Unfortunately, many people have created a division between what is ‘sacred’ and what is ‘secular’. In fact, there has been a certain amount of tension between business and Christianity throughout the centuries. St. Jermome said, "A merchant can seldom if ever please God." St. Augustine, a fifth century bishop said, "Business is in itself evil." Not too much encouragement there!
Where does this perspective come from? It comes primarily from Greek philosophy which sees life as a number of compartments – personal, family, work, religion (faith), recreation, etc. As long as we prioritise correctly and make appropriate contributes to each ‘box’, life will work out for us. Our faith and our relationship with God are ‘sacred’. Everything else is ‘secular’ - having no religious, sacred or spiritual aspect.every area of life. All of life is to be lived in His presence and for His pleasure.
Your business and your work is meant to be sacred. It is part of God’s purpose for your life (see Genesis 1:26-30). God’s mandate for us in creation was to take dominion over the earth and to work productively in it (Genesis 2:15). Work was God’s intention for us before sin. It was not a curse given to us because of sin. Business is simply an institutionalisation of ‘work’.
Many of the people God used in the Bible had careers and ran businesses at some stage in their life. They were not all ‘people of the cloth’ or working with the Temple or the church environment.
- Abraham was a herder of vast flocks of sheep, goats, donkeys, cattle, and perhaps even camels. Many modern scholars think he was also a trader, managing donkey caravans and doing business from Turkey to Egypt.
- Deborah was a judge in Israel.
- David was a king, responsible for an entire nation.
- Nehemiah was an employee in the king’s palace.
- Daniel was a government official. Amos was a farmer.
- Jesus was a carpenter up until the age of 30. He had to deal with customers, products and orders.
- Paul was a tentmaker who funded his church work through the profits (in partnership with Aquila and Priscilla).
- James and John were fishermen who had a fishing business with their Father.

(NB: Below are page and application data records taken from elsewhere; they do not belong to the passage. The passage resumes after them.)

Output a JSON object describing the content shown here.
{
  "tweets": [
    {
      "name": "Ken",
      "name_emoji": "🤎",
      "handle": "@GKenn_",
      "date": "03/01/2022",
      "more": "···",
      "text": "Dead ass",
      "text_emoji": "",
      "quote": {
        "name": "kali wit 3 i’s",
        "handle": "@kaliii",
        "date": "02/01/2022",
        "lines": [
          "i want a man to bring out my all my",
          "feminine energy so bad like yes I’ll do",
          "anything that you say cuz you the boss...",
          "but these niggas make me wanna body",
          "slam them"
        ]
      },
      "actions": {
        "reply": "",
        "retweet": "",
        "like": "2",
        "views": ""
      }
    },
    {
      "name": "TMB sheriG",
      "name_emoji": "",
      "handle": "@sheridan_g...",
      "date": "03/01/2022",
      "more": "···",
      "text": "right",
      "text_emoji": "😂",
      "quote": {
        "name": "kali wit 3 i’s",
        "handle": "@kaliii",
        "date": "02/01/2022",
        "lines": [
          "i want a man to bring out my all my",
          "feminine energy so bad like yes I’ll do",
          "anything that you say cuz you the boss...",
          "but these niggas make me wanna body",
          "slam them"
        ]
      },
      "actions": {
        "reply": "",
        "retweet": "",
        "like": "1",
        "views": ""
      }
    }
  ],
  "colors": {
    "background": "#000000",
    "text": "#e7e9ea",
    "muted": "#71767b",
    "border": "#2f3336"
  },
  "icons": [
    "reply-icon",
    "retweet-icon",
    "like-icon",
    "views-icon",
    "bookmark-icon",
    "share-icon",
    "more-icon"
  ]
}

In all of our life we are to honour and represent Jesus Christ as our Lord and Saviour (Colossians 3:17). This includes our business. God is interested in the relationships in the workplace and how people treat each other (Ephesians 6:5-9).
Tomorrow, we'll begin talking about God's purpose for business ...